And I’m getting to know the differences in taste and texture between these three varieties. I’m not sure I could yet distinguish each one in a blind test, but I’m thinking I like emmer best. It seems to have the strongest wheat flavor.
I love the decidedly un-Italian mix of mustard, tarragon, and capers. It’s good on fish and chicken, and when it’s made into a vinaigrette, it’s a vibrant dressing for the roasted vegetables that form the anchor for this salad. If you’d like to dissociate yourself from the vegan angle of this dish, serve it with a side of soppressata or another good salumi and a wedge of Gruyere.
Warm Cauliflower and Farro Salad with Mustard and Tarragon
(Serves 4 as a main course)
1½ cups farro
Extra-virgin olive oil
1 large cauliflower, cut into small florets
1 large shallot, thinly sliced
1 garlic clove, thinly sliced
½ teaspoon allspice
¼ teaspoon dried ginger
2 teaspoons fresh lemon juice
2 teaspoons Dijon mustard
About 10 large tarragon sprigs, the leaves lightly chopped
A dozen or so basil leaves, lightly chopped
A palmful of salt-packed capers, soaked, rinsed, and drained
A small head of frisée lettuce, torn into small pieces
Preheat the oven to 425 degrees.
Cook the farro in boiling salted water until just tender to the bite. Mine took about 25 minutes, but supermarket types can cook faster, usually in 15 minutes or so. Drain it and tip it into a large serving bowl.
While the farro is cooking, lay out the cauliflower on a sheet pan. Drizzle it with olive oil, season it with a little salt, and toss it well. Roast until it’s just starting to turn golden, about 10 minutes.
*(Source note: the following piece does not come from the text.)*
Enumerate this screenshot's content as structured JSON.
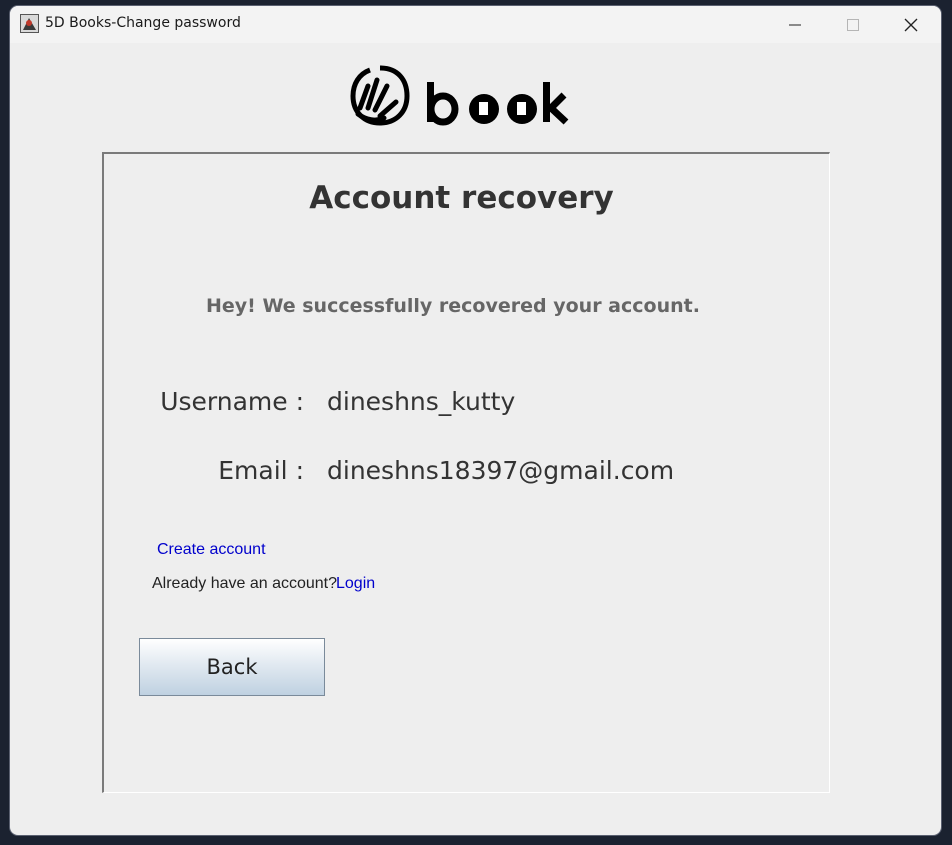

Now scatter on the shallots, garlic, allspice, ginger, and a little black pepper. Roast about 5 to 8 minutes longer, or until it’s lightly browned and tender. Add the cauliflower to the farro.
In a small bowl, mix the lemon juice with the mustard. Add about 2 tablespoons of olive oil, and season with salt and black pepper. Pour this over the farro. Add the herbs, capers, and frisée. Toss well. Taste for seasoning, adding more lemon juice or mustard, if needed.